Supporters of Kenya's president-elect William Ruto hold posters of him as they gather while waiting for results of Kenya's general election in Eldoret, Kenya, on Monday.
TOPSHOT - Kenya's Deputy President and presidential candidate of Kenya Kwanza (Kenya First) political party coalition William Ruto supporters hold posters of him as they gather while waiting for results of Kenya's general election in Eldoret on August 15, 2022. - Kenya was moving closer on August 15, 2022 to learning the outcome of its closely-fought presidential election after days of anxious waiting. (Photo by SIMON MAINA / AFP) (Photo by SIMON MAINA/AFP via Getty Images)

Updated August 15, 2022 at 7:00 PM ET

NAIROBI, Kenya — Despite chaos and a physical attack on Kenya's top elections official, the country's elections commission has announced that Deputy President William Ruto will be the East African nation's fifth president.

In an election marked by high drama and shifting alliances, Ruto triumphed over Raila Odinga, Kenya's longtime opposition leader who had forged an alliance with outgoing President Uhuru Kenyatta that his supporters thought guaranteed him the presidency.

But after six days of counting and just as the electoral commission was ready to announce a final tally on Monday, four out of the seven electoral commissioners walked out of the main tallying center in Nairobi, saying they could not support the final result because of the "opaque nature" of the vote count.

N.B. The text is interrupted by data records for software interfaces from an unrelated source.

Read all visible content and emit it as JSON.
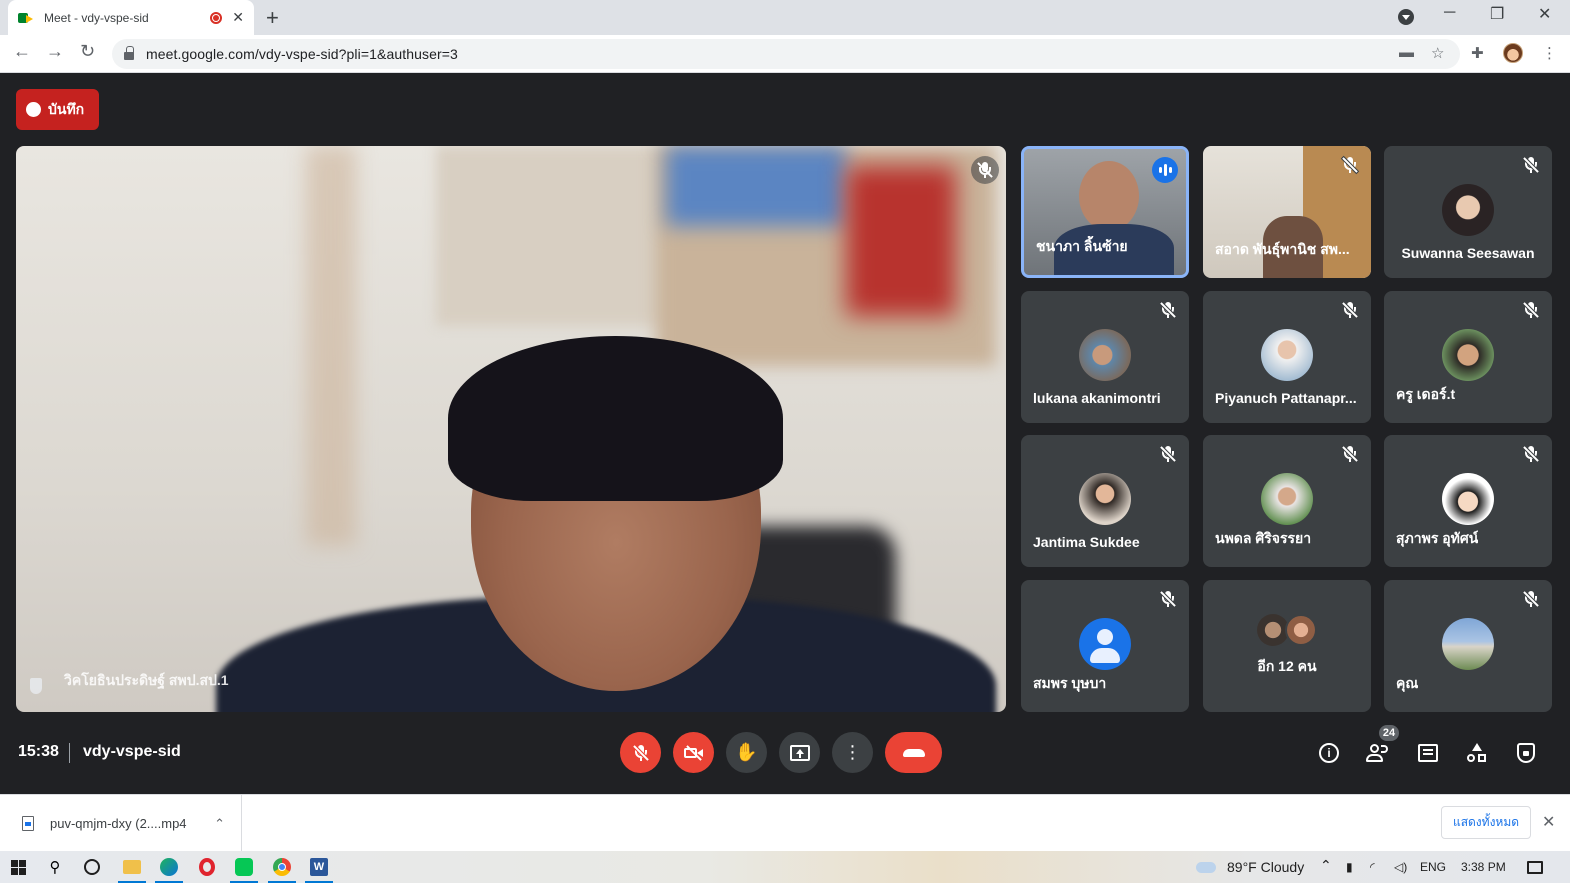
{
  "browser": {
    "tab_title": "Meet - vdy-vspe-sid",
    "tab_close": "✕",
    "new_tab": "+",
    "url": "meet.google.com/vdy-vspe-sid?pli=1&authuser=3",
    "window_minimize": "─",
    "window_restore": "❐",
    "window_close": "✕",
    "back": "←",
    "forward": "→",
    "reload": "↻"
  },
  "meet": {
    "record_label": "บันทึก",
    "main_speaker_name": "วิคโยธินประดิษฐ์ สพป.สป.1",
    "time": "15:38",
    "meeting_code": "vdy-vspe-sid",
    "participant_count": "24",
    "tiles": [
      {
        "name": "ชนาภา ลิ้นซ้าย",
        "speaking": true
      },
      {
        "name": "สอาด พันธุ์พานิช สพ..."
      },
      {
        "name": "Suwanna Seesawan"
      },
      {
        "name": "lukana akanimontri"
      },
      {
        "name": "Piyanuch Pattanapr..."
      },
      {
        "name": "ครู เดอร์.t"
      },
      {
        "name": "Jantima Sukdee"
      },
      {
        "name": "นพดล ศิริจรรยา"
      },
      {
        "name": "สุภาพร อุทัศน์"
      },
      {
        "name": "สมพร บุษบา"
      },
      {
        "name": "อีก 12 คน"
      },
      {
        "name": "คุณ"
      }
    ]
  },
  "downloads": {
    "file_name": "puv-qmjm-dxy (2....mp4",
    "show_all": "แสดงทั้งหมด",
    "close": "✕"
  },
  "taskbar": {
    "weather": "89°F  Cloudy",
    "language": "ENG",
    "clock": "3:38 PM"
  },
  "colors": {
    "meet_bg": "#202124",
    "tile_bg": "#3c4043",
    "record_red": "#c5221f",
    "hangup_red": "#ea4335",
    "active_speaker_border": "#8ab4f8",
    "link_blue": "#1a73e8"
  }
}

The commission's chairman, Wafula Chebukati, went on stage anyway and chaos ensued. He was attacked by a senator. Others jumped on the stage, ripped banners, tipped over the lectern and attacked the remaining electoral commissioners.

Two of them were injured, but Chebukati returned to the stage once more and declared that Ruto had won narrowly with 50.49% of the vote to Odinga's 48.85%.

"We have a constitutional duty to perform," he said. "That is why I stand before you today despite the intimidation and harassment. I took an oath of office to serve this country and I have done my duty in accordance with the constitution and the laws of the land."

Kenya is a model of democracy in East Africa, a region where authoritarianism has been ascendant. These elections had been hailed as step forward for Kenyan democracy because the campaign was marked by political maturity. Politicians focused on economic issues, instead of the tribal mobilization that have been a feature of every Kenyan election since independence.

And these elections also began as the most transparent in the country's history. Just hours after voting finished, the electoral commission began publishing raw voting data from more than 46,000 polling stations. That meant anyone could tally the votes and check the electoral commission's math.

In his first speech as president-elect, Ruto spoke of reconciliation. He said he would not seek revenge against his political adversaries and called on Kenyans to work together.

"I want to promise the people of Kenya that I will run a democratic government and I will work with the opposition to the extent that they oversight the government," Ruto said.

But across the capital city, scenes of celebration mixed with anger. In the city's two biggest slums — Mathare and Kibera — protests turned violent. In Mathare, a woman was killed after a crowd threw stones at her car and it flipped over.

In Kibera, protesters set fires in the middle of the streets and mobs destroyed roadside stores.

"We are angry," Jared Ochieng, 55, said as he watched the flames from afar. "This is not what we expected. Now, what can help Kenya is to go for another election."

Odinga, the opposition leader, did not appear in public, but his running mate, Martha Karua, tweeted, "It is not over till it is over."

Odinga now has seven days to lodge an appeal before the country's constitutional court.

Copyright 2022 NPR. To see more, visit https://www.npr.org.